Accellion's and Ipswich's ability to execute has excelled in the latter half of 2008 and the first half of 2009. Accellion, known for e-mail offloading, has leveraged its success with ad hoc file transfer and relationships with IT executives, and is currently offering a combination of appliance technology and virtualized technology (both deployed on-premises), and a cloud-based solution that allows companies to govern and move responsibility for file transfers transparently. Given its credibility at the senior IT level, Accellion has become a trusted advisor to its clients with regards to MFT, allowing it to bypass RFPs and proof-of-concept trials. Ipswitch has fully integrated its 2008 acquisition of Standard Networks, while becoming a fixture on RFPs not just in its target market ($15,000 to $75,000), but also for companies deploying MFT in a utility model. This is a far cry from two years ago, when Ipswitch struggled to be perceived as offering more than downloadable, consumer-focused technology.

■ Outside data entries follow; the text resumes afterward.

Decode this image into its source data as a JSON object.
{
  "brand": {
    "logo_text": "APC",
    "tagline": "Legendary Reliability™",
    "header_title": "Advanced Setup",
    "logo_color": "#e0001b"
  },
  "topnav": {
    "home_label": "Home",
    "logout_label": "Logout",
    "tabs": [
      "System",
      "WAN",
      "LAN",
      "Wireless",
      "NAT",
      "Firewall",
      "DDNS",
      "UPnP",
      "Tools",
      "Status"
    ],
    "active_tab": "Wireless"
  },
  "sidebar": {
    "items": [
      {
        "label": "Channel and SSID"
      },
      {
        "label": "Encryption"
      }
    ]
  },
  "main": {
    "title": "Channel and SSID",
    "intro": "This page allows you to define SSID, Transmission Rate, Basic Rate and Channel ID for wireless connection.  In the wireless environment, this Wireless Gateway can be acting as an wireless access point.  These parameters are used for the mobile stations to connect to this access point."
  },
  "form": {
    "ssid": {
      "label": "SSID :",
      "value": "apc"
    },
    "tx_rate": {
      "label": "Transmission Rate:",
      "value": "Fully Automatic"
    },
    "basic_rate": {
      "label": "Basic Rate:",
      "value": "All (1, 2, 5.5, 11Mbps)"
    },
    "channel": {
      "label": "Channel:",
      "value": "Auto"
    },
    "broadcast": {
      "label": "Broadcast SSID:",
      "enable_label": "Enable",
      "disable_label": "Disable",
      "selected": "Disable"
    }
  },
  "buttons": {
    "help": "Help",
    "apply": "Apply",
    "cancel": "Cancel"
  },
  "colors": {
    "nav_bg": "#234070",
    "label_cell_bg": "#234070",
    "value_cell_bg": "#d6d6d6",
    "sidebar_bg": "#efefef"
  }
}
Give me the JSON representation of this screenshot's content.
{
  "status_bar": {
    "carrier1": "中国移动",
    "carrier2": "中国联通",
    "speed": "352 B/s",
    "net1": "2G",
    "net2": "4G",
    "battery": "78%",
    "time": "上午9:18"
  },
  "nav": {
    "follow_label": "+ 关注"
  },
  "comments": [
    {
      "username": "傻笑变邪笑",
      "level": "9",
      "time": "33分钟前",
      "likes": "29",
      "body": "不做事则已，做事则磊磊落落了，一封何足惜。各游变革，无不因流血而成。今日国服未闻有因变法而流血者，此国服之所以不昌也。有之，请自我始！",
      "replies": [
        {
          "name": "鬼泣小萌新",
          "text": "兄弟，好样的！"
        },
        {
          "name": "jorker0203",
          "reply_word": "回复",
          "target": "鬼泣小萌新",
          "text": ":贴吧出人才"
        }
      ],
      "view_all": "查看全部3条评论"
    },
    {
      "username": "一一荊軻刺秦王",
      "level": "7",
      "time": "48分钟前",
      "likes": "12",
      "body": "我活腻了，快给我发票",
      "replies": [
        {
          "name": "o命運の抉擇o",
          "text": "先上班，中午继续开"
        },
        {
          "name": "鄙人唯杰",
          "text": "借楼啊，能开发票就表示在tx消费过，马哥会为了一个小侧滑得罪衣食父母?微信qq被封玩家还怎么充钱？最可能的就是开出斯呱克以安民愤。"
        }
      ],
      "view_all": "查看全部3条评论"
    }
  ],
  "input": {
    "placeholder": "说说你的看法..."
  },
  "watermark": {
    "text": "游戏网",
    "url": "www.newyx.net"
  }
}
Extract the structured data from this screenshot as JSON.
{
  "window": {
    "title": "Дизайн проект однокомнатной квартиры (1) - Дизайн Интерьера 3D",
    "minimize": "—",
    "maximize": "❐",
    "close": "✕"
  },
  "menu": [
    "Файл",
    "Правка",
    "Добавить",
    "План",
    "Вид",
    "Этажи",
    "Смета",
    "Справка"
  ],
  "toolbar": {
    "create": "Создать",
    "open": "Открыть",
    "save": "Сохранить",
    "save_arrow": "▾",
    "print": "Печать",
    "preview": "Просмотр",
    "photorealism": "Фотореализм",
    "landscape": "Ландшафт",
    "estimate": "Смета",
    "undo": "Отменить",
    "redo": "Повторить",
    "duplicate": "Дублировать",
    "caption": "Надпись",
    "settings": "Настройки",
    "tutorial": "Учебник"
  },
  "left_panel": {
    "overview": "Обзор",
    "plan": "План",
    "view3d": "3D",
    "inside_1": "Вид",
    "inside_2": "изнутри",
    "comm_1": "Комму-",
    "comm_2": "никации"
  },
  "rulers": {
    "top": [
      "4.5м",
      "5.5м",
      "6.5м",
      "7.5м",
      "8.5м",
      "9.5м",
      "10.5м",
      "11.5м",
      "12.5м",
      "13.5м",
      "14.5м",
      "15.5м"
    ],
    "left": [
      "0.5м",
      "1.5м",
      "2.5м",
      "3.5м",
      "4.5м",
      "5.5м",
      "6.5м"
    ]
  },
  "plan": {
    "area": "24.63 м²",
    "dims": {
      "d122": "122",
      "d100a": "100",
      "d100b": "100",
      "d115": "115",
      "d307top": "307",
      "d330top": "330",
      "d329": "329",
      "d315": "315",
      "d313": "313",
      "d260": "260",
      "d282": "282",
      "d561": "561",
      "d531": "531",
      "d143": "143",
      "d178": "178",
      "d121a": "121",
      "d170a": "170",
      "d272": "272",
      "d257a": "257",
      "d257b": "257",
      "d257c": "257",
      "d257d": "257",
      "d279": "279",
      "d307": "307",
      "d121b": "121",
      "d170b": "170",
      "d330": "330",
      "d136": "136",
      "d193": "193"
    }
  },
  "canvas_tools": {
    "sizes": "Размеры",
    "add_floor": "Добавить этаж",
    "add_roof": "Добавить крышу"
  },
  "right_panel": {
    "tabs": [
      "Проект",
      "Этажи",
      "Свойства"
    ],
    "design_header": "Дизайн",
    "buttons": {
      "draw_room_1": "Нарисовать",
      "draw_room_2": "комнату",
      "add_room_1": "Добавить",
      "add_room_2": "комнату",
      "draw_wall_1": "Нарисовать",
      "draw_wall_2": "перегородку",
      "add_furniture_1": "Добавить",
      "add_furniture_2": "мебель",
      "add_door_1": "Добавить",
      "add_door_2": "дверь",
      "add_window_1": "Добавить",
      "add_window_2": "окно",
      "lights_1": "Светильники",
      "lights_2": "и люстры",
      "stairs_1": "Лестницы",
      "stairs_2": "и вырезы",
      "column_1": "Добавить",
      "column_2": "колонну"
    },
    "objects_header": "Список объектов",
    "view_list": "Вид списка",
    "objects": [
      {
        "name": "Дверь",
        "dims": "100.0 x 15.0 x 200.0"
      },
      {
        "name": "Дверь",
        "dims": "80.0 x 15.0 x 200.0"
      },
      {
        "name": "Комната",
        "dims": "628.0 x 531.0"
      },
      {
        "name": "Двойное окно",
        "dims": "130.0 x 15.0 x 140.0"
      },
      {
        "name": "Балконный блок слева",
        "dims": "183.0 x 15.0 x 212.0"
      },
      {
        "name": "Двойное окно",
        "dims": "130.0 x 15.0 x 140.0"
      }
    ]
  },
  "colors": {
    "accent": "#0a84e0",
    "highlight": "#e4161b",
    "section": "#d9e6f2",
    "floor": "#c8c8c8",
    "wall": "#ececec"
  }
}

Vendors such as Biscom, Cyber-Ark Software, DataMotion, Group Logic, iWay Software, Metastorm, SSH and Stonebranch are better-known for other elements of their portfolios. They have come to realize that there is a substantial opportunity in the MFT market. Each of these vendors has committed resources to marketing and messaging MFT technologies, along with the other parts of their portfolios and the integration of those technologies, to the larger MFT market.

Vendors such as Aspera, Comcast Media Center, Saavis and Signiant are dominating industry-specific markets with MFT suites that squarely focus on value-added file services, such as high-speed delivery, data loss prevention, digital asset management and partner provisioning. Rather than marketing and selling a horizontal product in the MFT space, these vendors have chosen to sell value-added file services and to view MFT as an enabler of those services.

All these vendors compete at various levels in the entertainment and media vertical, but boast a slew of customers and other verticals, thus full inclusion in the MFT market is inevitable. Given this circumstance, vendors in the MFT market should continue to closely monitor the vendors noted above because they have successfully demonstrated how to effectively develop, market and sell value-added file services to the enterprise.

For the complete report click here.


User Comments

Please login or register to add comments

GTBP grows by Networking - Refer a Friend

Supply Chain Visibility